Fatherhood: Stay healthy and enjoy the journey
By Dr. JOHN PELLEGRINO
My daughter Kaitlyn was born on Father’s Day, when I was in the final stages of my internship and had just worked 72 hours straight. I was so tired, I almost slept through her birth. All I wanted to do was sleep, but my wife said her water broke, and I either didn’t or couldn’t believe her.
I was a new father in my 20s, trying to establish myself professionally and financially. Though sleep-deprived, I knew I needed to be there for my child’s milestones. It was a good reminder, too, to take care of myself in order to take care of my family.
As a father, each decade of my life has required different things from me. Now, at 57, I can share with other fathers some of the most important lessons I’ve learned not just as a father, but also as a doctor.
In your 20s, make time for your yearly physicals and baseline lab screens, including for cholesterol, anemia and diabetes. It means getting 20 minutes of exercise daily and proper sleep. Most importantly, avoid taking shortcuts or risks to help keep accidents from happening to you or your kids.
In your 30s, you’re busier with work, but the kids are growing fast. They’re more active and are into school and projects. Here, work-life balance becomes harder to maintain. There are times where my wife took one child and I took the other, and we’d meet Wednesday or Thursday because of different activities. You have to be there for those activities, which means in your 30s you should have a yearly physical and lab screens, exercise at least 20 minutes a day, and take time to make sure each child feels special.
In your 40s, you start to question how you got here. The kids are older, but there’s more demand for our time between school, recitals and swim meets.
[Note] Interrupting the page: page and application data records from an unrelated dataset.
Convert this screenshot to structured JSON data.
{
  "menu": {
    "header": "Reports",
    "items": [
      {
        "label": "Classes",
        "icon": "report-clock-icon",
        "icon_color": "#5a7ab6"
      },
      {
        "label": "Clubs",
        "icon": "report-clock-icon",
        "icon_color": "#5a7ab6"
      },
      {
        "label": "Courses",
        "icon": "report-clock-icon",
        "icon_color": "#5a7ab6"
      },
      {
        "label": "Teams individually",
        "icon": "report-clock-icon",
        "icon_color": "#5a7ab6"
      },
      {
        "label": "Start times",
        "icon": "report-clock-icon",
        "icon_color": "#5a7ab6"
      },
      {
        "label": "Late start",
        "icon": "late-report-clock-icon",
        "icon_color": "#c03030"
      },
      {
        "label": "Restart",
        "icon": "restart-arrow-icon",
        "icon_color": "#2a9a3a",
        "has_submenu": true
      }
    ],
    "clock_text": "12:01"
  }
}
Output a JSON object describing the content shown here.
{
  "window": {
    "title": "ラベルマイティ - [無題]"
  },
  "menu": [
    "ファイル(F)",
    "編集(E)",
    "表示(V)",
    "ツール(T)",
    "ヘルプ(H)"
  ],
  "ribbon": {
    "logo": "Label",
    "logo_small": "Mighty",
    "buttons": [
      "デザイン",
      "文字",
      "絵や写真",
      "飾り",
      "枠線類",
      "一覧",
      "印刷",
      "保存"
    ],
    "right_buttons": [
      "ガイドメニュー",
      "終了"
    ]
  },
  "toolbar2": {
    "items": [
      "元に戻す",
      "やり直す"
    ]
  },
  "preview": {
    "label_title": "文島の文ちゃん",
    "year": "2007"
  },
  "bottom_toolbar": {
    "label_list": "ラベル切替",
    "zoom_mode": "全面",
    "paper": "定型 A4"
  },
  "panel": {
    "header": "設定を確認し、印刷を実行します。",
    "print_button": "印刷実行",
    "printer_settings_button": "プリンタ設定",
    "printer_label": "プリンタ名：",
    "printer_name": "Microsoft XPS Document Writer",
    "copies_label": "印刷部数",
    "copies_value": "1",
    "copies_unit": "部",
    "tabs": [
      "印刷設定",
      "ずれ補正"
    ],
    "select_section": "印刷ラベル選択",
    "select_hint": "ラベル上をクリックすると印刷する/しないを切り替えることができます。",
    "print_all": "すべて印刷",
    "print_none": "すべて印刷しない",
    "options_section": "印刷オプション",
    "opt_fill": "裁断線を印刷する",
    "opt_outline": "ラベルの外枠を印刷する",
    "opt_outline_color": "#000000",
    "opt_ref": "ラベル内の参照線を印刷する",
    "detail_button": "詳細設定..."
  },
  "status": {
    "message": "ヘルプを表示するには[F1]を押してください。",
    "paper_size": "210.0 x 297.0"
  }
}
God bless all parents who can sit through swim meets. “Dad, I’m in event 1, event 5, 1555 heat.” You just smile and watch them have fun. My wife is a saint who had the brunt of the candy sales and volunteering so I could work and make it to the main events. In your 40s you need to start taking better care of yourself. Get those annual physicals and lab screens, but also watch for problems that have started to appear. Yearly eye exams, good sleep habits and daily exercise are important.
In your 50s, the kids are older and more established, done with school, perhaps married and having kids of their own. In addition to the 20 minutes of exercise, good diet and routine bloodwork, now comes the screening colonoscopy and taking care of the nagging problems that have crept in. We all want to be there as we walk our daughters down the aisle and to hold our first grandchild. The 50s also mean changes in our married relationship. In our 20s to 40s it was having kids and taking care of their needs. Now it’s time to reconnect with your partner who has also been along for the ride. Becoming empty-nesters is a good time to reconnect and make the marriage stronger by sharing hobbies and going on date nights.
In your 60s and 70s, brace for more transition — this time to retirement. Are you going to be able to live through it? Besides the screenings, take care of chronic and new health problems. Keep up with doctor visits, labs, exercising, a healthy diet and good sleep, as they are critical. Downsizing begins, and you may want to travel, so immunizations become a must. If you become a snowbird, find a physician you’re comfortable with in that town.
The last thing we can do as fathers is to make sure our families are protected for the future. Make a will, including a living will, and make provisions if there should be a need for a recovery stay in a care facility.
Being a father is a blessing and a wonderful trip, but you need to take care of yourself through exercise, physical examinations, immunizations and lab screens. And don’t forget about your partner, who has been with you throughout this journey.
Happy Father’s Day!